The Port of Tacoma reminded truckers Thursday of rules that could ease traffic gridlock on the Tideflats caused by a six-week-long container-handling slowdown.
Trucks lining up along the port’s major arterials waiting for access to the port’s container terminals has drawn an ever-louder chorus of complaints from Tideflats businesses in recent weeks. Those businesses said the waiting trucks were blocking driveways and intersections and restricting access to their plants and warehouses.
Port of Tacoma spokeswoman Tara Mattina said the port heard those complaints. Working with local law enfocement agencies, the port published a new set of rules earlier this fall for trucks queuing up in the early morning hours for access to the port’s terminals. The port, in a message on its website Thursday, issued a reminder for truckers to comply with those rules.

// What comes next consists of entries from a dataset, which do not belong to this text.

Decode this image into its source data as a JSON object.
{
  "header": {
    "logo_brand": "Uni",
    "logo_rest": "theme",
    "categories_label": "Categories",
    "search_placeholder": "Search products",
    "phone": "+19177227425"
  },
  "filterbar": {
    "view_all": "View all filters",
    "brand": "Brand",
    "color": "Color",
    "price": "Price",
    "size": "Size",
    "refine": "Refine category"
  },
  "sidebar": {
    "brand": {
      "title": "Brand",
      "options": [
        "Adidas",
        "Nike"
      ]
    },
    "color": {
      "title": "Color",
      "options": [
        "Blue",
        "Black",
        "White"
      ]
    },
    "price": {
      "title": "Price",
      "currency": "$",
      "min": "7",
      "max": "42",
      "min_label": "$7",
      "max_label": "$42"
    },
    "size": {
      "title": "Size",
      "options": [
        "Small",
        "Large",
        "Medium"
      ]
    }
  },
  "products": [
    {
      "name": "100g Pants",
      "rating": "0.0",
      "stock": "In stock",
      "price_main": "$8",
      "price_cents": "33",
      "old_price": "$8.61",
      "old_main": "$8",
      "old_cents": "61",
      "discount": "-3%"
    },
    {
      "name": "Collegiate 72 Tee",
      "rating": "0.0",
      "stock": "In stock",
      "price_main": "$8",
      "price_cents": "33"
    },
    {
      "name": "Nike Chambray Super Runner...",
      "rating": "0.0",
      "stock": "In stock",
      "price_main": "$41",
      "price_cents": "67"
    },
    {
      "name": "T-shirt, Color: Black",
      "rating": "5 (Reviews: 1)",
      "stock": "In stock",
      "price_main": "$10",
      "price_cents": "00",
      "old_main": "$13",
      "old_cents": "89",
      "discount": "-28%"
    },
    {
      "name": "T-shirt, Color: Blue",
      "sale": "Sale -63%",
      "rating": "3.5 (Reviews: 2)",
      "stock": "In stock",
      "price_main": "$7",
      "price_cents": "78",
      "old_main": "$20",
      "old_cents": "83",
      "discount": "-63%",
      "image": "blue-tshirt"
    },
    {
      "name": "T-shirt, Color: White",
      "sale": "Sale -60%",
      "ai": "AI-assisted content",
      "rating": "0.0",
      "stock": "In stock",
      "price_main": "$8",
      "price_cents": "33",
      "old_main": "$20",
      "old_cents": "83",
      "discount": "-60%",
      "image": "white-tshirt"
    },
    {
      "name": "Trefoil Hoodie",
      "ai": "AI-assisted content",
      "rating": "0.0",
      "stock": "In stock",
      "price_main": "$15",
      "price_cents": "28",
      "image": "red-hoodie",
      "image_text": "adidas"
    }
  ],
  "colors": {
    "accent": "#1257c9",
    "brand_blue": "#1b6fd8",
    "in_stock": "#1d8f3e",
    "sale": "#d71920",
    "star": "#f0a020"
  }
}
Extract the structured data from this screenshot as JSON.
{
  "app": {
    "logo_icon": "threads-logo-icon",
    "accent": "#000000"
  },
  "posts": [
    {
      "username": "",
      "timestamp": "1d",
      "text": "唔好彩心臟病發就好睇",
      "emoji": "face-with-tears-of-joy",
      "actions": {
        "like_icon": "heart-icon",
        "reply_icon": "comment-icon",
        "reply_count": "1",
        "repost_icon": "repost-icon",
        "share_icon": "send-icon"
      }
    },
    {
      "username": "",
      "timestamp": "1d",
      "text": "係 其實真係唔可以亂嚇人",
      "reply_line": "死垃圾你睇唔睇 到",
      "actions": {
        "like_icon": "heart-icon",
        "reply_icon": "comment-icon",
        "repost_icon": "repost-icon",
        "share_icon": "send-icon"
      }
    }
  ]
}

Trucks move shipping containers to and from the port. Drivers have begun lining up before dawn to ensure that they get first access to the terminals when the gates open.
Container movements at the port and 28 others on the West Coast has dropped dramatically since Oct. 31 when the International Longshore Workers Union and the Pacific Maritime Association, concluded an unsuccessful bargaining session. The ILWU and the PMA, which represents terminal operators and shipping companies along the West Coast have been meeting since May to try to hammer out a new long-term labor contract.
The existing contract expired July 1. Under an informal agreement, longshore workers continued to handle cargoes under the terms of the old contract until Halloween, when the work slowed by as much as 60 percent. The union blamed the slowdown on mismanagement and chassis shortage. The PMA said the union deliberately was cutting the production pace.
The two sides have met this week seeking to reach a new deal, but thus far haven’t announced any resolution to the issue. A union caucus next week in San Francisco may allow ILWU national leaders to broach new solutions to local leaders attending the meeting.
Meanwhile, farmers, merchants, port leaders and manufacturers have all urged the two sides to reach a resolution and have asked President Barack Obama to appoint a federal mediator to get the talks moving.
Merchants have complained their imported goods from overseas are marooned on the docks during the holiday buying season. Farmers have said their perishable apples, potatoes and Christmas trees are spoiling waiting for transport, and manufacturers say they’re running short of vital parts made in Asia.